● **Exercise prompt**:
Your answer should be a single number: how many lines in the data below hold the string "text".

● **Given records**:

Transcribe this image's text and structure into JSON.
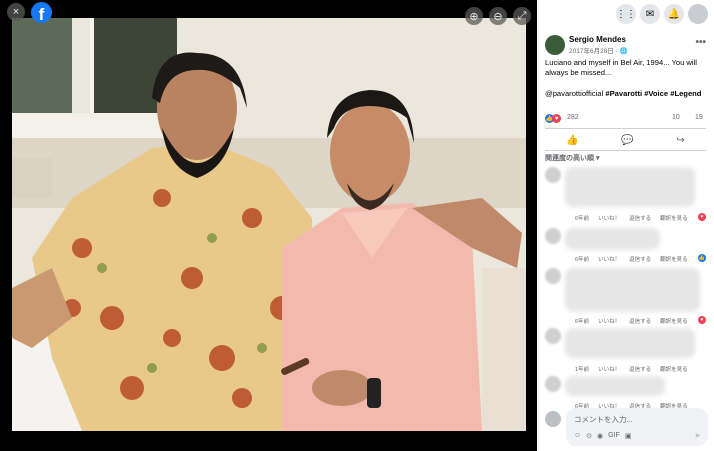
{
  "viewer": {
    "close_icon": "×",
    "brand_letter": "f",
    "zoom_in_icon": "⊕",
    "zoom_out_icon": "⊖",
    "fullscreen_icon": "⤢"
  },
  "topbar_icons": {
    "menu": "⋮⋮",
    "messenger": "✉",
    "notifications": "🔔",
    "profile": ""
  },
  "post": {
    "author": "Sergio Mendes",
    "date": "2017年6月28日 · ",
    "privacy_icon": "🌐",
    "more": "•••",
    "text": "Luciano and myself in Bel Air, 1994... You will always be missed...",
    "mention": "@pavarottiofficial",
    "hashtags": "#Pavarotti #Voice #Legend",
    "reaction_count": "282",
    "comment_count": "10",
    "share_count": "19"
  },
  "actions": {
    "like_icon": "👍",
    "comment_icon": "💬",
    "share_icon": "↪"
  },
  "comments": {
    "sort_label": "関連度の高い順 ▾",
    "items": [
      {
        "time": "6年前",
        "like": "いいね！",
        "reply": "返信する",
        "translate": "翻訳を見る",
        "reaction": "♥",
        "reaction_color": "#f33e58"
      },
      {
        "time": "6年前",
        "like": "いいね！",
        "reply": "返信する",
        "translate": "翻訳を見る",
        "reaction": "👍",
        "reaction_color": "#1877f2"
      },
      {
        "time": "6年前",
        "like": "いいね！",
        "reply": "返信する",
        "translate": "翻訳を見る",
        "reaction": "♥",
        "reaction_color": "#f33e58"
      },
      {
        "time": "1年前",
        "like": "いいね！",
        "reply": "返信する",
        "translate": "翻訳を見る",
        "reaction": "",
        "reaction_color": ""
      },
      {
        "time": "6年前",
        "like": "いいね！",
        "reply": "返信する",
        "translate": "翻訳を見る",
        "reaction": "",
        "reaction_color": ""
      }
    ]
  },
  "composer": {
    "placeholder": "コメントを入力...",
    "send_icon": "➤",
    "tool_icons": [
      "☺",
      "⊙",
      "◉",
      "GIF",
      "▣"
    ]
  }
}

● **Result of this exercise**:
2